====== Record extracts

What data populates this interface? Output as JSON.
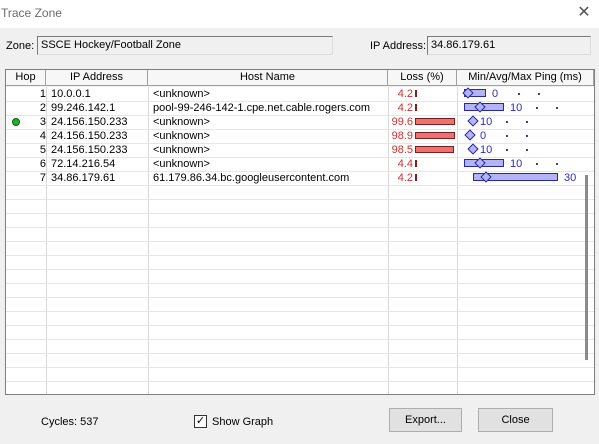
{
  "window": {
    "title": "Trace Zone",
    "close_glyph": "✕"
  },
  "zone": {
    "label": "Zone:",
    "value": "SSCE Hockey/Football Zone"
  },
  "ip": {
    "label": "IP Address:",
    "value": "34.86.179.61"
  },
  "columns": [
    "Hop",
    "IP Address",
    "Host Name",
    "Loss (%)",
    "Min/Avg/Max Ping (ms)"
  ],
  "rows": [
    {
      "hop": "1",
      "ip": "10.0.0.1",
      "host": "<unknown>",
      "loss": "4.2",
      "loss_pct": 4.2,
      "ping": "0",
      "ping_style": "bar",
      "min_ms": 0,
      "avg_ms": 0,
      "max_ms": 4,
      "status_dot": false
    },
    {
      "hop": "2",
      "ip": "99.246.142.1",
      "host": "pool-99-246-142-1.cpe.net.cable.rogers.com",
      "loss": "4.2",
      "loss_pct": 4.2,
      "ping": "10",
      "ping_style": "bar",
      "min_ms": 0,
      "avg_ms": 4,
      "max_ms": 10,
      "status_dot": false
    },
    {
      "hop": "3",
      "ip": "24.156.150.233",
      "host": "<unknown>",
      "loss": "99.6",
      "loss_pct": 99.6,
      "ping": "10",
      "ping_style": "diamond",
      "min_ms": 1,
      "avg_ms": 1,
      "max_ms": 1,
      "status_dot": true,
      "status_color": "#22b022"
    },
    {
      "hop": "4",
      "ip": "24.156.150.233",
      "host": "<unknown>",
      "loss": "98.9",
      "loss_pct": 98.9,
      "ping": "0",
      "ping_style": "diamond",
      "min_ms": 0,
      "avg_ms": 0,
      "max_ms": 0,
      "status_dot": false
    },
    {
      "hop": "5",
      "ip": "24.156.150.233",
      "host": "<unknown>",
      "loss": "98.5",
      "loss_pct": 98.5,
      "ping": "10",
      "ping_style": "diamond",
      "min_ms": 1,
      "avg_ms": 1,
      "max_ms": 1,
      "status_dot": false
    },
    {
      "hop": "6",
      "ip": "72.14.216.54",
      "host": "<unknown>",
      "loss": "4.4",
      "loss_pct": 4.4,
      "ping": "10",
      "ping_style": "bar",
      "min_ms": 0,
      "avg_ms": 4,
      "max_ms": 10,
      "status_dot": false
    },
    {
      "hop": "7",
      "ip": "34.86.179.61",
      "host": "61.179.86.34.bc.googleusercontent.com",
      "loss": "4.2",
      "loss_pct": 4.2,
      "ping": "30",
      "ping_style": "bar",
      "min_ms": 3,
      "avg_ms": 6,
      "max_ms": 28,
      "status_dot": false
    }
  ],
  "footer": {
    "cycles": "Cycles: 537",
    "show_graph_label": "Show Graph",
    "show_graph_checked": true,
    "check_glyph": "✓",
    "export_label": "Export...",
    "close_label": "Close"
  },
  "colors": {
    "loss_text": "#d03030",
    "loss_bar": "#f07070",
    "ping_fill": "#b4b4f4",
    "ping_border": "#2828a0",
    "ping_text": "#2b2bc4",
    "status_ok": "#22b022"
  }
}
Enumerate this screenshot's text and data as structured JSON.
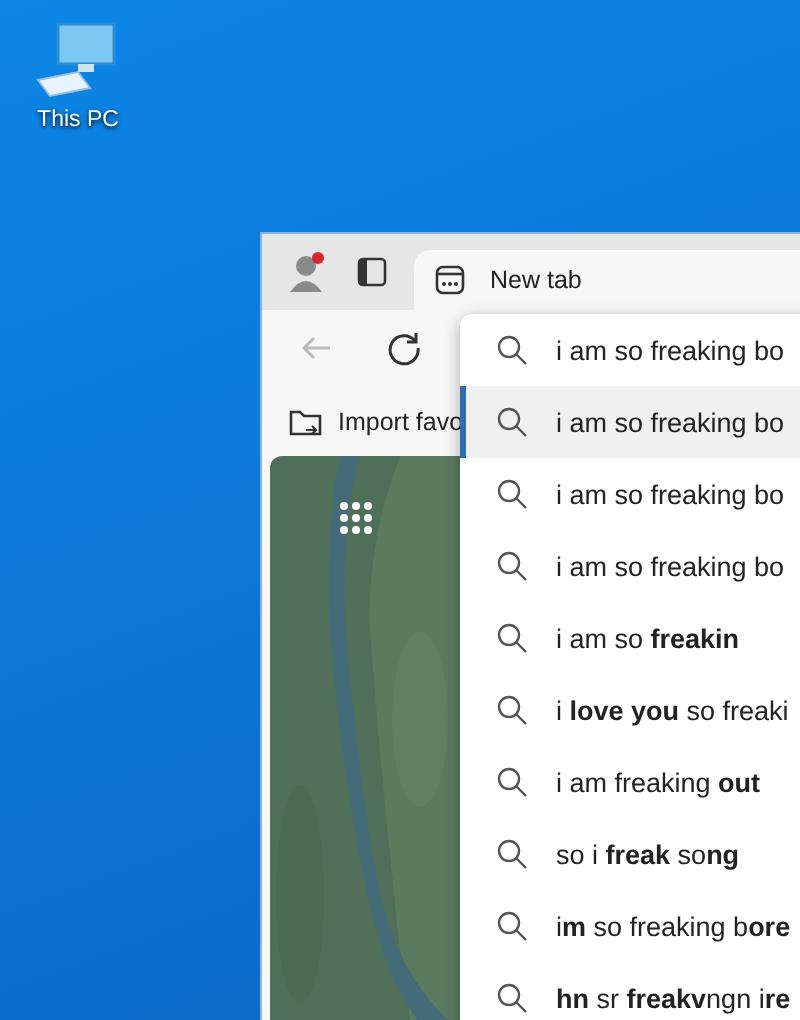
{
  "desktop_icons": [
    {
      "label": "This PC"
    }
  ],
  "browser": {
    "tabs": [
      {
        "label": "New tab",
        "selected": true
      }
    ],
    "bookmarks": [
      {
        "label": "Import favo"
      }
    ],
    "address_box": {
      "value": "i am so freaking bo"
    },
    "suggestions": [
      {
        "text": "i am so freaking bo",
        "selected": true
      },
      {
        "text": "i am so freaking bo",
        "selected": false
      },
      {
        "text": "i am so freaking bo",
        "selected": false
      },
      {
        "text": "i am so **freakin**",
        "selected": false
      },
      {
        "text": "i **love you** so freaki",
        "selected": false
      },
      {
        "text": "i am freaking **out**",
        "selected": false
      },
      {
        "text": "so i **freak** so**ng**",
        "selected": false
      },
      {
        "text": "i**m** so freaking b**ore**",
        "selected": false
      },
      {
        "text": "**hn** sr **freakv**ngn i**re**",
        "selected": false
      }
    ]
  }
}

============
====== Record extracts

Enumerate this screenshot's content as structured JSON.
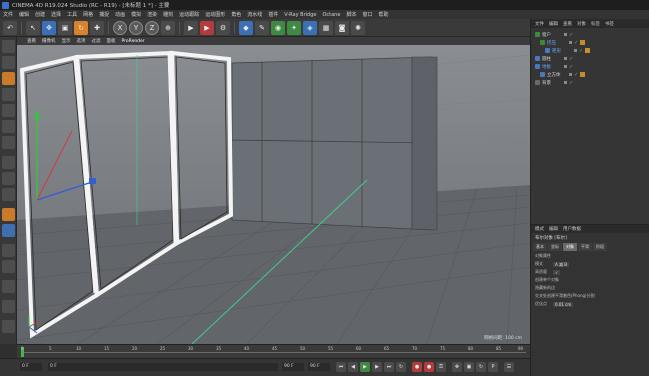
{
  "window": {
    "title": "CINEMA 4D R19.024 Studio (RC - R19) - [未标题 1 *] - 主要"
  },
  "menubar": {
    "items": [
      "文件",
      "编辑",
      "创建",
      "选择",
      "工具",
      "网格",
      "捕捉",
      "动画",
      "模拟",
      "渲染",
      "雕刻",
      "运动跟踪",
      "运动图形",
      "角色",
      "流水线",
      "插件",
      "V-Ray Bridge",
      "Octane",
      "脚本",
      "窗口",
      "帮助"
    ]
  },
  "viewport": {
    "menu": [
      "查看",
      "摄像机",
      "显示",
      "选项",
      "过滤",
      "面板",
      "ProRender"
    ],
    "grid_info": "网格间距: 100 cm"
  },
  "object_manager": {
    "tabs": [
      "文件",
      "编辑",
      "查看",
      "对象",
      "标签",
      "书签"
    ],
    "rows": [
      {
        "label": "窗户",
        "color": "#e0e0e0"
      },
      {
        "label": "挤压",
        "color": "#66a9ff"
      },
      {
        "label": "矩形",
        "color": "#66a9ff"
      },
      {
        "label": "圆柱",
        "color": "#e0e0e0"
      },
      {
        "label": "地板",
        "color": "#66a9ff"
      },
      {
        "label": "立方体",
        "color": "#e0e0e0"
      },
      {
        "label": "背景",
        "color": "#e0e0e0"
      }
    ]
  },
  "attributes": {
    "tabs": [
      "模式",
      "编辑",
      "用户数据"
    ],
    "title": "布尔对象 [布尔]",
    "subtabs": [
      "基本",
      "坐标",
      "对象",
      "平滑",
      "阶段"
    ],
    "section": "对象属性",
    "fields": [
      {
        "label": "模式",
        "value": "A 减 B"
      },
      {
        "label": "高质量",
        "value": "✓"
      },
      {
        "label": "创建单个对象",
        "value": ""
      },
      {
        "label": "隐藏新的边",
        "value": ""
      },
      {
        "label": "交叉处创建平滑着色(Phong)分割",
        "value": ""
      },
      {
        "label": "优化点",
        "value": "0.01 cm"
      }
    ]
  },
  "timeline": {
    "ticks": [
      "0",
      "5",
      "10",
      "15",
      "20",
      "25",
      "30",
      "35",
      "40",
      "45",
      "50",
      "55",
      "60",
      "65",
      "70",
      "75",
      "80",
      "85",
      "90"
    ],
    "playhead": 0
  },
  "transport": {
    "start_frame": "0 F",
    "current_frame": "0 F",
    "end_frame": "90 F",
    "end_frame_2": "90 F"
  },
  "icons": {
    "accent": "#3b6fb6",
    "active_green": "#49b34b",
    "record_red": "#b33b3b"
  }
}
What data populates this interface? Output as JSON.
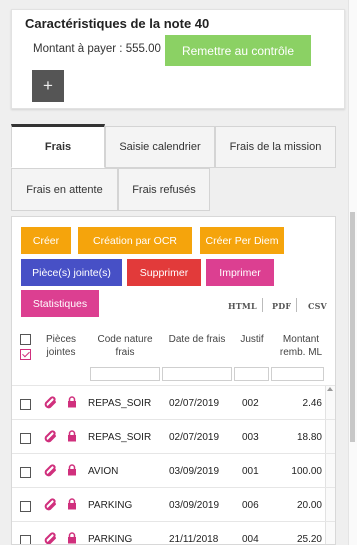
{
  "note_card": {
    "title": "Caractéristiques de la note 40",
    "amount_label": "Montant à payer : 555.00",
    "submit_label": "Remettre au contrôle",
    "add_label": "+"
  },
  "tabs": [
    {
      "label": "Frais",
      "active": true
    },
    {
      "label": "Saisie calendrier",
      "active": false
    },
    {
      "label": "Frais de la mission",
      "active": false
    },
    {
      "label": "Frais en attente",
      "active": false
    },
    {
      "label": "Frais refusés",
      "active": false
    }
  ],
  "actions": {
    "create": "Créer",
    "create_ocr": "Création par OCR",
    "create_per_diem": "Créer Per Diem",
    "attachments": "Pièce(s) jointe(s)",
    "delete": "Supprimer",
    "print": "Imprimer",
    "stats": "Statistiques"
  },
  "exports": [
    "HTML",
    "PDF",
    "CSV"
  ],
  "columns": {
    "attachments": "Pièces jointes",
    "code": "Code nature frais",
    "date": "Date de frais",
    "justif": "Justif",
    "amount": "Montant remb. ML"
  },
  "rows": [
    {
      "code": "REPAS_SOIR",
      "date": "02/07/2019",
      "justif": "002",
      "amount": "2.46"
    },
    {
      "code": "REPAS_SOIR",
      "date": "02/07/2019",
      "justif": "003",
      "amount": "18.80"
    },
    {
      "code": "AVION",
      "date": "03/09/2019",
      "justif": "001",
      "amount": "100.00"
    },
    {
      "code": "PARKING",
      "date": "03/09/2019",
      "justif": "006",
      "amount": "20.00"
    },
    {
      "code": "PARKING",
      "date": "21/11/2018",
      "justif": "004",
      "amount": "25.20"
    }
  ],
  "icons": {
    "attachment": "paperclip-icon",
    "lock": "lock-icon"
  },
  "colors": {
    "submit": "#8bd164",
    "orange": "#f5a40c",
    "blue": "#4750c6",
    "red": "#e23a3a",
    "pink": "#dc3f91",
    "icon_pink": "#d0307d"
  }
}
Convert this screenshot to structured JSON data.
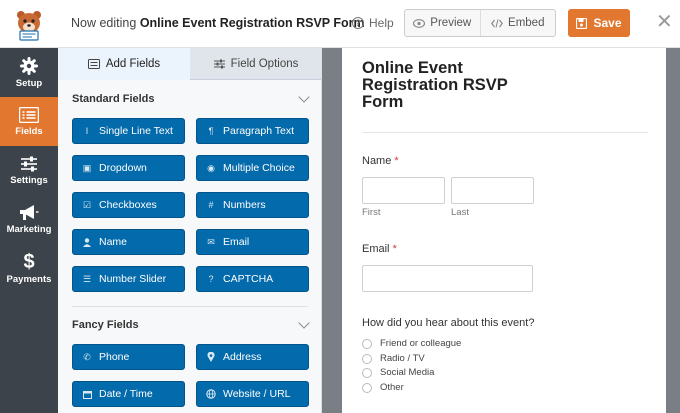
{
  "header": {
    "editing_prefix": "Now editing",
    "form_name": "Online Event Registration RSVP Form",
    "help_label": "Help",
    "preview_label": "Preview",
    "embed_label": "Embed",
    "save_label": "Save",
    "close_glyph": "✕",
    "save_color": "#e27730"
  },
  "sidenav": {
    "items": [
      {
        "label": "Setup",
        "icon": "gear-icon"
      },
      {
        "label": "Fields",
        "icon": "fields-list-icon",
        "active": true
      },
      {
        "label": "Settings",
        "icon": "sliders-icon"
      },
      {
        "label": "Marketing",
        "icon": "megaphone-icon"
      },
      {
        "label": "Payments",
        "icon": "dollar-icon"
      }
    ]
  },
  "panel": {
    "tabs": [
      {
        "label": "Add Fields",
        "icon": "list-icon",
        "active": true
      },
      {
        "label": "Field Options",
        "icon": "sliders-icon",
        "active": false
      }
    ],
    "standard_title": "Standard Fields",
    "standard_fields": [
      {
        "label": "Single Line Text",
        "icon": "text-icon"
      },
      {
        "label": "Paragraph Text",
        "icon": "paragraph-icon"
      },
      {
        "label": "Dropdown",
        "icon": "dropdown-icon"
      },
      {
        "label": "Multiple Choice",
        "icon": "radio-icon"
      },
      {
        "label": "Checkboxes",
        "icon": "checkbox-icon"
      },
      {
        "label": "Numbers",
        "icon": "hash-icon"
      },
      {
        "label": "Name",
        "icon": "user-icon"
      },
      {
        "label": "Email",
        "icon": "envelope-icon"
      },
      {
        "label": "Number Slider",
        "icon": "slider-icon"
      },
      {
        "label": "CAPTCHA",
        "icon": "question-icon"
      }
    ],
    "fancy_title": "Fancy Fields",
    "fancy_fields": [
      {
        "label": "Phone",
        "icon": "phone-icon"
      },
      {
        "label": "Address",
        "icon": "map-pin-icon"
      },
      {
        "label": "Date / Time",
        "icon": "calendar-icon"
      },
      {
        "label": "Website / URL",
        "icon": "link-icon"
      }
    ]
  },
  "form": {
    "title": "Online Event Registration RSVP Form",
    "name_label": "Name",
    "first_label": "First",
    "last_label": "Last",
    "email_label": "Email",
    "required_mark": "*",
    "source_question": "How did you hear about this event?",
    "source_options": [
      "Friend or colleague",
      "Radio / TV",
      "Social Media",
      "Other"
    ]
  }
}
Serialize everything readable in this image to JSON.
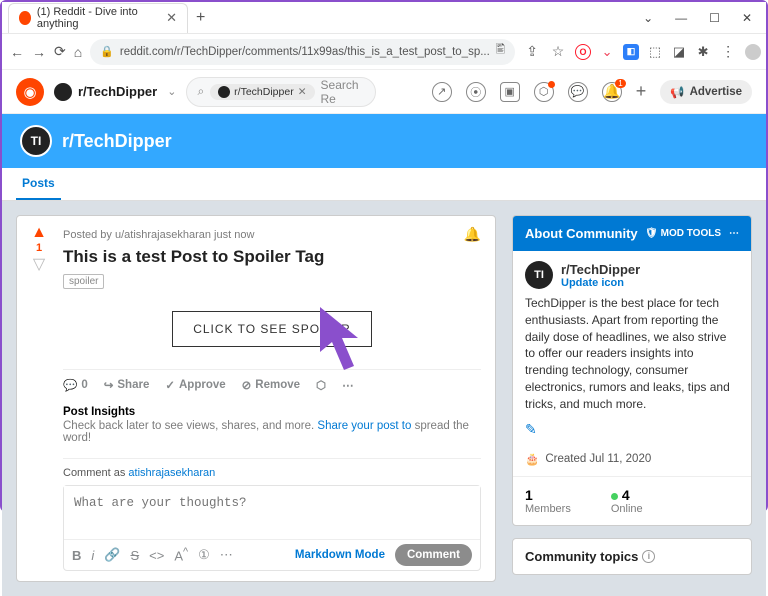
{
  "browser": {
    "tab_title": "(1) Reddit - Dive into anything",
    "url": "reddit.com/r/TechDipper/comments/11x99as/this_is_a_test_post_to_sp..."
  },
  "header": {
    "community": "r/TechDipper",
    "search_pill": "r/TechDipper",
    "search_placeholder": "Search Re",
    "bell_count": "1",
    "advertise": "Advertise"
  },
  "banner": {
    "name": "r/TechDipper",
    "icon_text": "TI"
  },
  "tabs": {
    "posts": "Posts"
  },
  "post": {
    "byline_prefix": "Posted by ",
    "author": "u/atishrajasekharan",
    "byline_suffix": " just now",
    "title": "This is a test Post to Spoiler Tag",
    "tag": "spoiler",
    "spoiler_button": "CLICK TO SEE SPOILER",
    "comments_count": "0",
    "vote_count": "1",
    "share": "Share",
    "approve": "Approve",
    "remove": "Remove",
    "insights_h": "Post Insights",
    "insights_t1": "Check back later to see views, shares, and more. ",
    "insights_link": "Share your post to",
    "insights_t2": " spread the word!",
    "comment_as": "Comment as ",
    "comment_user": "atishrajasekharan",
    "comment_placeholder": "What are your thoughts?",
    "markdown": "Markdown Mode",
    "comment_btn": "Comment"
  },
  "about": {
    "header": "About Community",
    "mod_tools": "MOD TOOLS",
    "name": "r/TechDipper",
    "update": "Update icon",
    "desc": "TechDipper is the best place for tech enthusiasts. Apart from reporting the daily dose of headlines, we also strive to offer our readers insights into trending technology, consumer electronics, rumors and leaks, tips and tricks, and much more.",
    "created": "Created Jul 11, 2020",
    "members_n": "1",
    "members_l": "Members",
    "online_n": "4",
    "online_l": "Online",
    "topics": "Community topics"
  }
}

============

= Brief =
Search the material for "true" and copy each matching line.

= Answer to this exercise =
      "status_dot": true,
    "show_graph_checked": true,
        "selected": true
        "selected": true
      "active": true
        "active": true
        "active": true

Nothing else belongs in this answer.